Articles always immediately precede their noun; the few adpositions are all postpositions and all immediately follow their nouns.
Diminutives have tens of uses in written Sasat and tens, if not hundreds, of uses in colloquial Sasat. To name a few of diminutives purposes in speech, diminutives show: smallness, cuteness, intimacy, endearment, nicknames, weakness, and helplessness. Diminutives can be used as a taunt, an insult, or as a sign of deep affection or brotherhood. In rhetoric, diminutives are often used in irony or sarcasm; they can show false smallness, cuteness, intamcy, weakness, etc. Diminutives are frequently employed in satire and comedy and can be used to uplay or downplay any noun or its characteristics. Both in serious and lighthearded affairs, diminutives are frequently used, and there is possibly no setting that diminutives cannot be present in within the modern version of Southern Sasat.

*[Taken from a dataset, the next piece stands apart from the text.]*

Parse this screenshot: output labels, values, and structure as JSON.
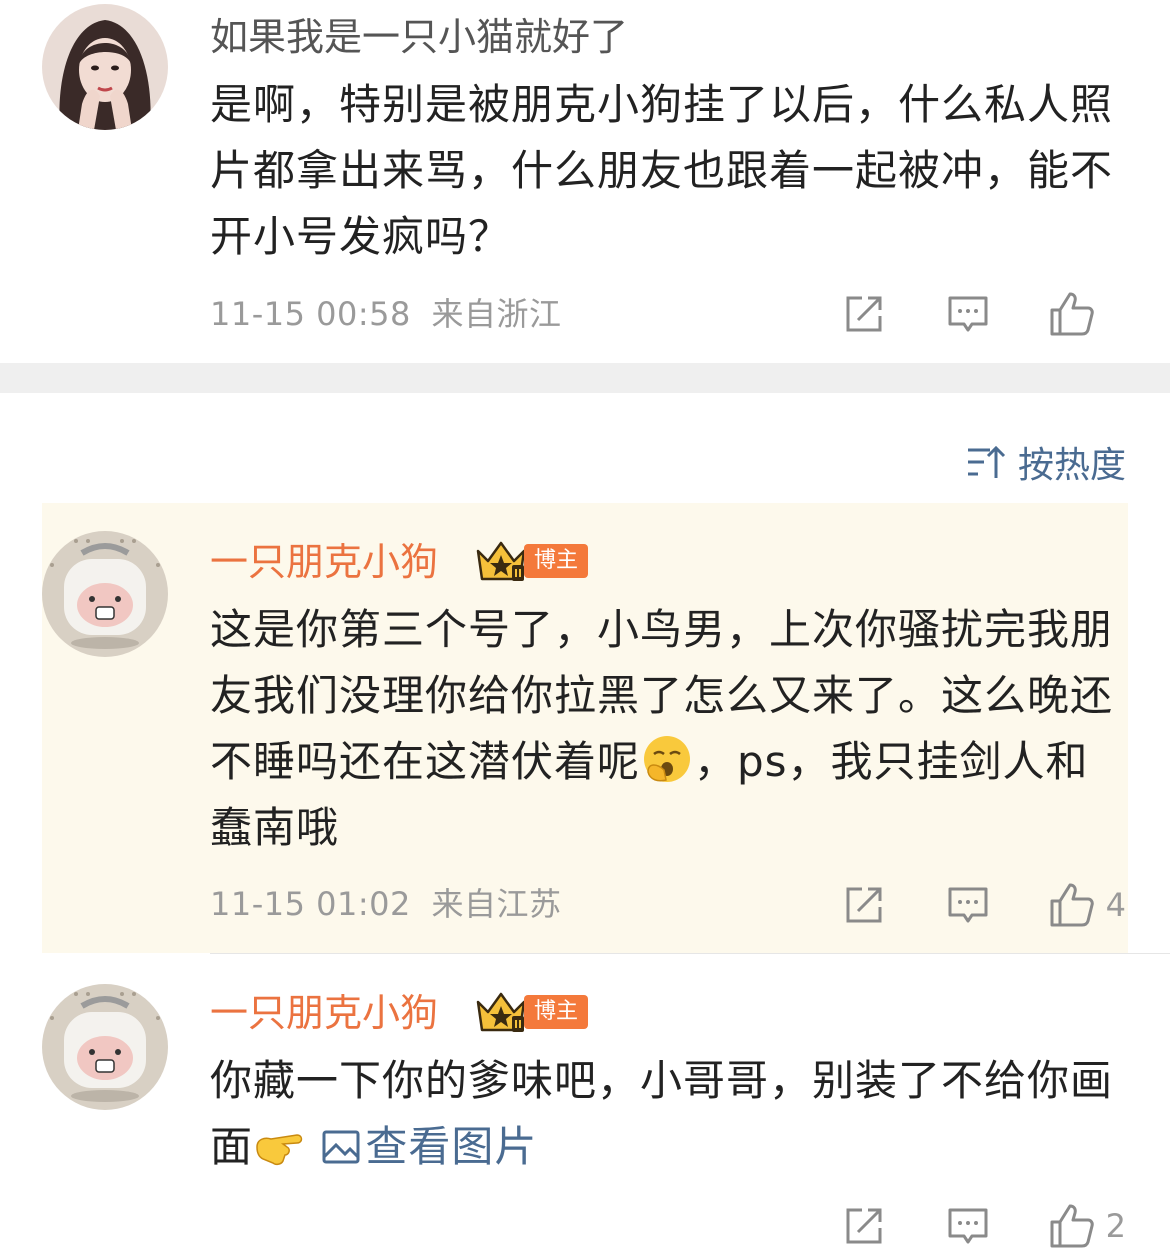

Diminutives are formed by leniting all consonants within a fully-declined noun. Lenition follows a set of fully regular rules:
/b/ > no change
/s/ > /h/ (debuccalization)
/rr/ > no change
/d/ > /r/ (spirantization); if /d/ is word-initial, /ts/ (affrication)
/h/ > total elision
/p/ > /f/ (accelerated spirantization)
/n/ > no change
/m/ > no change
/l/ > no change
/ng/ > no change
/x/ > /h^j/ (debuccalization)
/k/ > no change
/c/ > no change
/ts/ > /s/ (spirantization)
/f/ > /h/ (debuccalization)
/lj/ > no change
/t/ > /s/ (accelerated spirantization)
/r/ > /rr/ (approximation)
/j/ > total elision
/tx/ > /x/ (spirantization)
/g/ > /j/ (accelerated approximation)
/nj/ > no change
/f/ rarely appears in words, due to the fact that it only recently arose from the [p] phone. /f/ appears more frequently in /p/ that has undergone lenition as a result of morphological change. Alternately, /nj/ has, for the most part, degraded into /n/; and /ng/ has denasalized into /g/ in most phonological environments.
|1||horse||tuhuja, saldi, kate|
|4||rabbit||tavo, tabukina, rroti|
|10||female bear||ohui, honat|
|11||cougar||maija, basatua, toho|
|16||bee||momo, elea, sori|
|22||turtle||jongoson, takar, dotoka|
|29||bed||kotxo, kahpe, solaruan|